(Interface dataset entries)
###

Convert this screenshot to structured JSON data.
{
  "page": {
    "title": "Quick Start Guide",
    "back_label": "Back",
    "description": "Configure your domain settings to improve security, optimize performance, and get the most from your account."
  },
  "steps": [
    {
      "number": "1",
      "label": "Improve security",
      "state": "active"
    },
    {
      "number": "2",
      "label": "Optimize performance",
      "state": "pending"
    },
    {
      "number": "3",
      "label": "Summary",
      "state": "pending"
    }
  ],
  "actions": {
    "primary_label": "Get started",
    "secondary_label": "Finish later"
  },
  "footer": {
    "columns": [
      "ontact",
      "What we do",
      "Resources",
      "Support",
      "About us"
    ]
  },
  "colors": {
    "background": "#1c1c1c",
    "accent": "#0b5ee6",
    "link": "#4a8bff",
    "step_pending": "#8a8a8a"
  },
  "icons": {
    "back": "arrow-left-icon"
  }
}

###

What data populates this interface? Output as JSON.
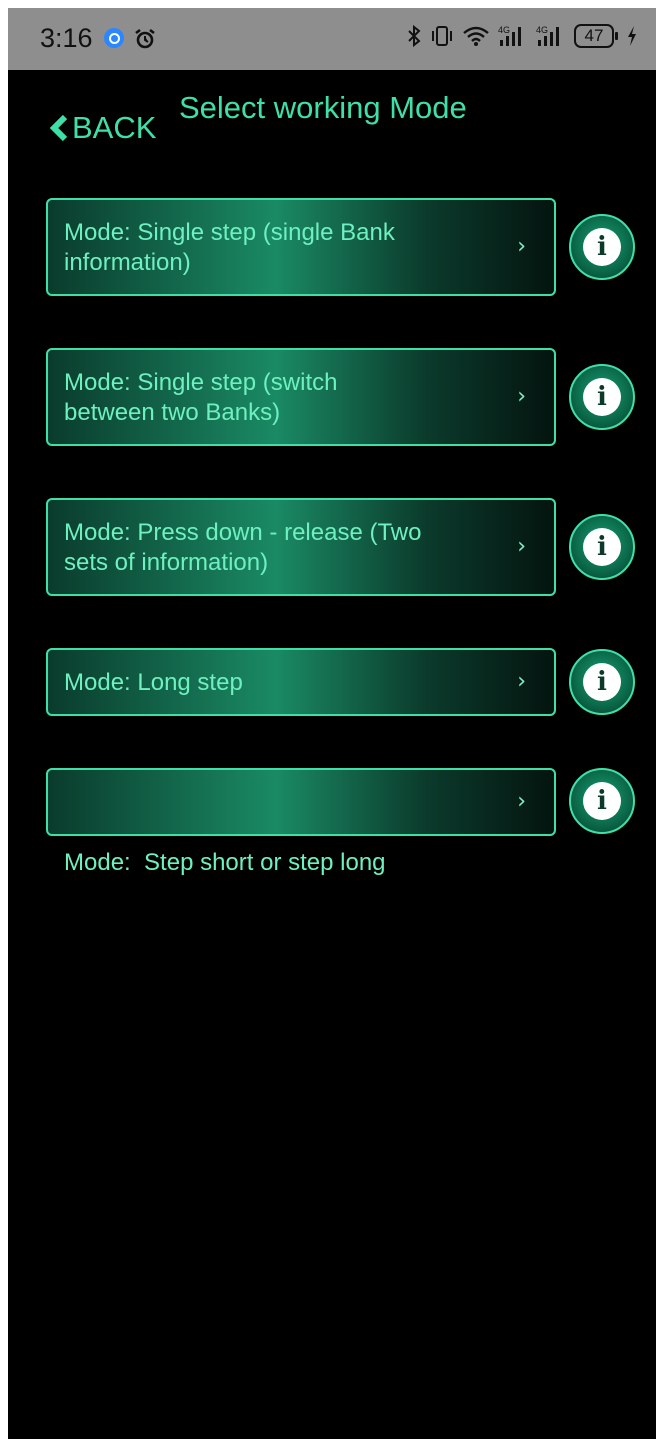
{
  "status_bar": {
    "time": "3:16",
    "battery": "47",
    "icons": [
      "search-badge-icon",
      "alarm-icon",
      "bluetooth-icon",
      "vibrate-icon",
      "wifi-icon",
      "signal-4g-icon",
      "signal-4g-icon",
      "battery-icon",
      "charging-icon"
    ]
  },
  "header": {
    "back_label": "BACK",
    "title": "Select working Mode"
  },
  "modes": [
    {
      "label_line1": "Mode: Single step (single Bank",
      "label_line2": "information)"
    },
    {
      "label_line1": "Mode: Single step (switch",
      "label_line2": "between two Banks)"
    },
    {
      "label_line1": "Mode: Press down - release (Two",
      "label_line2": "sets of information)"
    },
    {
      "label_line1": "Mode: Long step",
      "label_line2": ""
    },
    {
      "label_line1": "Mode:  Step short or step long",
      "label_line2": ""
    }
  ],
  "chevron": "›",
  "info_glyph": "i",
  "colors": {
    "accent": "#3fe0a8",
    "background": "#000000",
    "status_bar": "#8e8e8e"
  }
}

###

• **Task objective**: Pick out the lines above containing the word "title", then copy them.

• **Output below**:
    "title": "Quick Start Guide",
    "title": "Select working Mode"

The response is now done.